  • \$\begingroup\$ @Laikoni Come to think of it, you'd have to add USING: kernel sequences sets math ; to the beginning, too, (they're libraries). Also, it's working on my local machine but not on TIO, and IDK why. Never used Factor on TIO. \$\endgroup\$ – Quelklef Jul 23 '17 at 0:32

Pyt, 6 bytes



              Implicit input
Đ             Duplicate top of stack
 Ụ            Get unique characters
  ⇹           Swap top two items on stack
   ɔ          Count number of times each unique character occurs in the input
    △         Calculates the total score for each character
     Ʃ        Sum count
              Implicit output

Try it online!


JavaScript, 49 bytes, score 88

b={};s=0;for(j in a=prompt())s+=b[a[j]]=-~b[a[j]]
  • \$\begingroup\$ The score of each submission is not the byte count, but the cost of the submission, that is the program run on its own source code. This means your score is 88 instead of 49. \$\endgroup\$ – Laikoni Jul 17 '17 at 13:07

jq, score 60

(40 characters code + 3 characters command line option)


Sample run:

bash-4.4$ jq -R '[./""|group_by(.)[]|range(length+1)]|add' <<< 'Programming Puzzles & Code Golf'

Try it online!

jq, score 63


In case the result for empty string must be numeric 0. There are a few other solutions that use alternative representation of nothing.


Stax, 8 6


Run and debug online!

Saved 2 points by using runs per comment by @recursive.


Uses the unpacked version to explain.

o          Sort array
 :G        Run lengths
   F       For each run length `n`
    :T     The nth triangular number
      +    Add to accumulator
           Implicit output
  • 1
    \$\begingroup\$ run-length is good here. 6 \$\endgroup\$ – recursive Mar 17 '18 at 0:02

Kotlin, score 93


Try it online!


Reticular, score 56


Try it online!


Perl 6, Score: 34

{sum [\+](^∞)[.comb.Bag{*}]}

Try it online!

Takes advantage of the unicode operator to save on characters.


{                          }  # Anonymous code block
              .comb           # Split the input string into characters
                   .Bag{*}    # Get the count of each character
             [            ]   # And inded each into
         (^∞)                 # The infinite list of integers
     [\+]                     # Triangularly summed (0,0+1,0+1+2...)
 sum                          # And return the sum total

05AB1E (legacy), score: 4 (4 bytes)


Input as a list of characters.

Try it online or verify all test cases.

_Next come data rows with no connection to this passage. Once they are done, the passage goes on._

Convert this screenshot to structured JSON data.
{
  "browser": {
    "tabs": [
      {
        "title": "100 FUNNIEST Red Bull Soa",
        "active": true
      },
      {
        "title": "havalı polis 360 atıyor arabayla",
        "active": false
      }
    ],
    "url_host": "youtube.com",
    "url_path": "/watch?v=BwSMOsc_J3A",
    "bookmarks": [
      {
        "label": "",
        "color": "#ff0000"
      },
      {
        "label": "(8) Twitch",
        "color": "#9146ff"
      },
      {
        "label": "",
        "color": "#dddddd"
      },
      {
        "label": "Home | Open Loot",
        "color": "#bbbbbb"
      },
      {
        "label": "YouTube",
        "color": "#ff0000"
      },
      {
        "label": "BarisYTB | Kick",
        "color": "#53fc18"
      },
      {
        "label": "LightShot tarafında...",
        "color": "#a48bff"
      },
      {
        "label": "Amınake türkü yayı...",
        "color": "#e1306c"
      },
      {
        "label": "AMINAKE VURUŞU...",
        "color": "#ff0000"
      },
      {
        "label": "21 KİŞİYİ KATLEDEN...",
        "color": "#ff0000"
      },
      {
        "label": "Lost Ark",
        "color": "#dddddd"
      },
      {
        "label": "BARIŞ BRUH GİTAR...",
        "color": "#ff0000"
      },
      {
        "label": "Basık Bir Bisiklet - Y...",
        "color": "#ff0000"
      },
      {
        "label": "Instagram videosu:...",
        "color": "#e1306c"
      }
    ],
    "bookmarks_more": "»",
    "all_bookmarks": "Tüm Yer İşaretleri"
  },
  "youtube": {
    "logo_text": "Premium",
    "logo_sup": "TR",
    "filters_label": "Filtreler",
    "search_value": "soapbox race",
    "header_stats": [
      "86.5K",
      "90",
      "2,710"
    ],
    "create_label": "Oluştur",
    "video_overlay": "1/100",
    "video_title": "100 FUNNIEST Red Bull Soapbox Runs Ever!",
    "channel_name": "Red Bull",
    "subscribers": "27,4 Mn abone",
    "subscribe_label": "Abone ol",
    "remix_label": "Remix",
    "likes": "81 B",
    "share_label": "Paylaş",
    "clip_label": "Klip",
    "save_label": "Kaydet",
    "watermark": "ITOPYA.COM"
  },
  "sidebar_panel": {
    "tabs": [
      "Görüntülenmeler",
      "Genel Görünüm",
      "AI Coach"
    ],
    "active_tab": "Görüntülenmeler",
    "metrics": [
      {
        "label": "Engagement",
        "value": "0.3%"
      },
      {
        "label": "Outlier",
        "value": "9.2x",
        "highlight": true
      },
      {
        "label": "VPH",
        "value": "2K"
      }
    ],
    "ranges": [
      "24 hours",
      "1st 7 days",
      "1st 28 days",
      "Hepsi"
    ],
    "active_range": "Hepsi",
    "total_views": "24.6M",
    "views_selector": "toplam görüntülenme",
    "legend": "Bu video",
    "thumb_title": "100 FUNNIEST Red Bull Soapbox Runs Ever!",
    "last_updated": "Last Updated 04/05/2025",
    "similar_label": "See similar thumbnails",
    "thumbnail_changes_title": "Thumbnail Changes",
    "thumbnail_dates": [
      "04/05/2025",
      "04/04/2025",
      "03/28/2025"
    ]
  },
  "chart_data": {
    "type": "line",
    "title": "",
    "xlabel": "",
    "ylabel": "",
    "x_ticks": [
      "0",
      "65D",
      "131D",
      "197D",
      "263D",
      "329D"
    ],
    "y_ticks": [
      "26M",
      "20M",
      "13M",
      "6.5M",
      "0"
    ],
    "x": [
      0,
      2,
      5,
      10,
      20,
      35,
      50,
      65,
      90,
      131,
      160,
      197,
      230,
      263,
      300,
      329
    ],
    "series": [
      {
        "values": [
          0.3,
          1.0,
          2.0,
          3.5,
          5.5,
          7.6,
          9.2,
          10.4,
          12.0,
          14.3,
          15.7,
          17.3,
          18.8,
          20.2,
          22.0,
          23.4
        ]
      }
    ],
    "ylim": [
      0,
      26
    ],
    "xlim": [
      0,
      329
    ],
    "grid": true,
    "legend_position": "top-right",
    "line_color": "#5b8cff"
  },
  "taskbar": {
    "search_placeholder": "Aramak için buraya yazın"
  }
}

Ù     # Get all unique characters of the (implicit) input-list
 ¢    # For each, count the amount of times it occurs in the (implicit) input-list
  L   # Create a list of each of these counts
      # (which implicitly flattens in the legacy version of 05AB1E)
   O  # Take the sum of all those integers
      # (which is output implicitly as result)

Zsh, 36 bytes, score 52

for	p (${(s..)1})$[j+=++a[#p]]

Try it online!

One tab, one space, one newline. This will fill up the debug log with "command not found". If that must be avoided, 38 bytes, score 55.


Haskell, 150 133 points

(79 75 bytes)

import Data.List
c=foldr(\x->	\y->y+(x*(x+1)`div`2))0.map length.group.sort

Try it online!

  • -17 points by removing some parentheses (thanks to @Laikoni)
  • 1
    \$\begingroup\$ You can drop the parenthesis around the foldr expression and just write map length instead of (map$length) for a score of 133. \$\endgroup\$ – Laikoni Sep 5 '19 at 10:15

Gaia, score: 11


Try it online!

For some reason, _ is necessary else this spits out garbage answers. But the language is defined by its implementation, so what are ya gonna do.

$		| split into characters
 :		| dup
  u		| get unique
   C¦ₔ		| get counts of uniques into original
      ┅¦	| sequence: 1..count
        _Σ	| sum
1 2 3

Your Answer

By clicking “Post Your Answer”, you agree to our terms of service, privacy policy and cookie policy

Not the answer you're looking for? Browse other questions tagged or ask your own question.